Our trip to Bali was an eye-opening one that proved not everything is as it seems in the tourism world. While tourism is a major part of Bali’s economy, it was sad to see the blatant disrespect for the environment and lack of infrastructure in place to help preserve Bali’s natural beauty.
Bali is known for its tropical beaches and exotic coral reefs which is perfect for diving and snorkeling. What you don’t see on the tourism ads is the amount of garbage filling the streets, rivers and oceans that is poisening its natural resources. While we are usually very positive on our blog and rarely have an incident that disappoints us, I felt compelled to share our story of snorkeling Menjangan Island in Bali.
After crossing the ferry from Java, we arranged to have a driver pick us up and take us to our home-stay in Pemuteran on the northern coast of Bali. The hour drive was by far the most beautiful we had seen during our trip. We drove through the Taman National Park which was filled with beautiful rainforests and grey monkeys lining the roads. This part of Bali felt very different from the rest. It was quiet, laid back and lacked the busyness and crowds we had experienced in Ubud.
When we arrived at the Taruna Home-stay we were greeted with a warm welcome and a freshly squeezed watermelon juice to quench our thirst. Let me just say if you ever come to Bali – come to Pemuteran and stay at the Taruna Homestay. I never gush over accommodation, but this place was beautiful, the staff were amazing and the price was right! ($50 for a non-air conditioned room and $75NZD for AC. including breakfast and wifi) The rooms were decorated in a modern Balanease design and the best part – it had an outdoor bathroom!!! It felt a bit weird at first, but it was completely private and you had the freedom of enjoying a refreshing shower in the fresh air or under the moonlight!

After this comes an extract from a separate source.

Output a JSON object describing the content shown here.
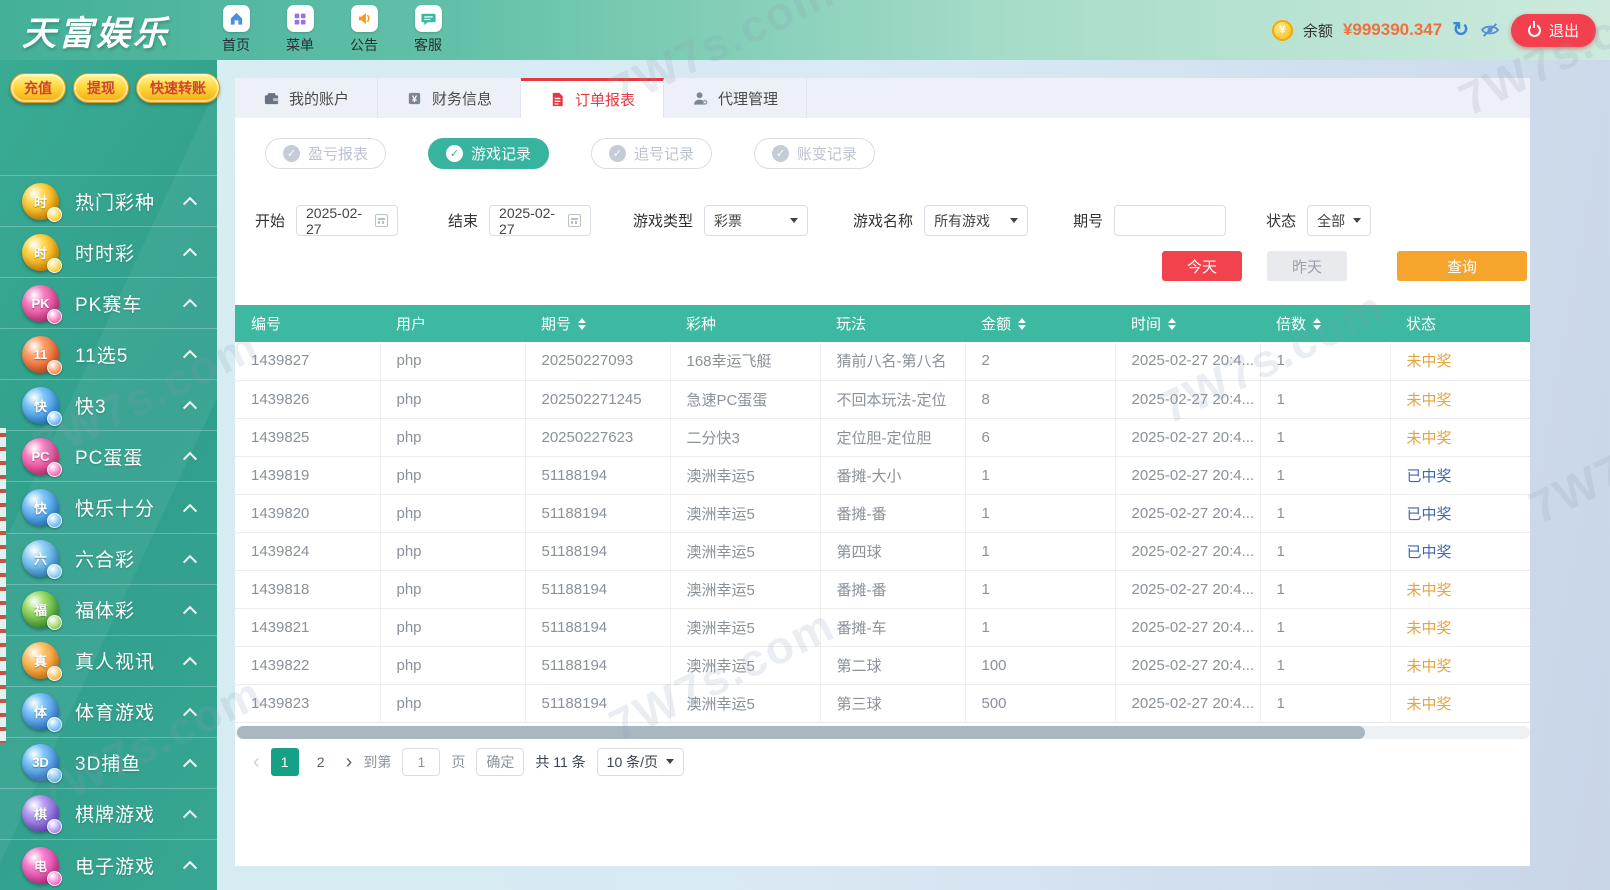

There was also a lovely pool and that we all enjoyed on the hot, humid day when we arrived. Jordan of course began creating mini competitions and games that we all had to part-take like who could hold their breath or do a hand stand the longest.
Just before sunset we took a walk along the beach to scope out our meeting point for snorkeling the next day. As we walked along the beach, you could see pieces of plastic and garbage scattered along the shore. It was some foreshadowing for our adventure ahead.
A group of young local kids were playing a game of soccer as their fathers tended to the small fishing boats just off shore. Me and the ladies browsed the local jewelry shop for some souvenirs while Jordan and his dad continued with their stroll.
The next morning we ventured over to the dive shop to get ready for our day snorkeling. Our guide was very accommodating and agreed to let us go out an hour early as Hillary and Kate had to get back to the airport that afternoon so we would need to end the trip a bit early. We got suited up and jumped in the small covered boat cruising over to Menjangan Island.
Menjangan Island is a small island located in the National Bali Barat (National Park) 8 km off the northern coast of Bali. ‘Menjangan’ in Indonesia means ‘deer’ because locals have been known to see herds of wild deer swimming to the island every spring! Since we were on the water an hour earlier than most we were the first boat to the dive site. Immediately I could see plastic bags and trash floating in the water so I was a bit hesitant to jump in but we strapped on our snorkel and fins and followed our guide to the coral reef below.
The rainy season in Bali is notorious for causing huge amounts of trash to be washed into the oceans. Last season it hit the media as the worst it has ever been with piles of trash combing the shores. While our experience wasn’t has dramatic as some of those photos, it still felt wrong to be swimming in the ocean, trying to take in the beautiful coral reef and colorful fish, all the while trying to avoid sucking in a dirty plastic bag into our snorkel.
The scenery was still quite beautiful and we spent a few hours at 2 different dive sites where we saw blue starfish, black and yellow flat fish and even found Nemo! This was the first time I had done proper snorkeling on a tropical reef so the colors and diversity of sea life was stunning. But the feeling of sadness for the lack of action to prevent this from occurring each year was still overwhelming.
Our snorkel operator was fantastic and was just trying to make a simple living in this sleepy beach town, so it’s no fault of his, but overall I feel the Balanese government should be doing more. Pemuteran was my favorite part of Bali and it’s sad to see it’s beauty tarnish by rubbish. There does seem to be a change in the younger generation like we saw in Lombok during our hike up Mt Rinjani, but it’s a difficult culture shift if there isn’t government support for infrastructure.
My feelings towards Bali are mixed as we had a wonderful family vacation with so many great memories, and while Pemuteran was by far the most beautiful area we visited, I felt the need to share our experience that turned out to be a bit disappointing.
Have you been to Bali? What has been your experience?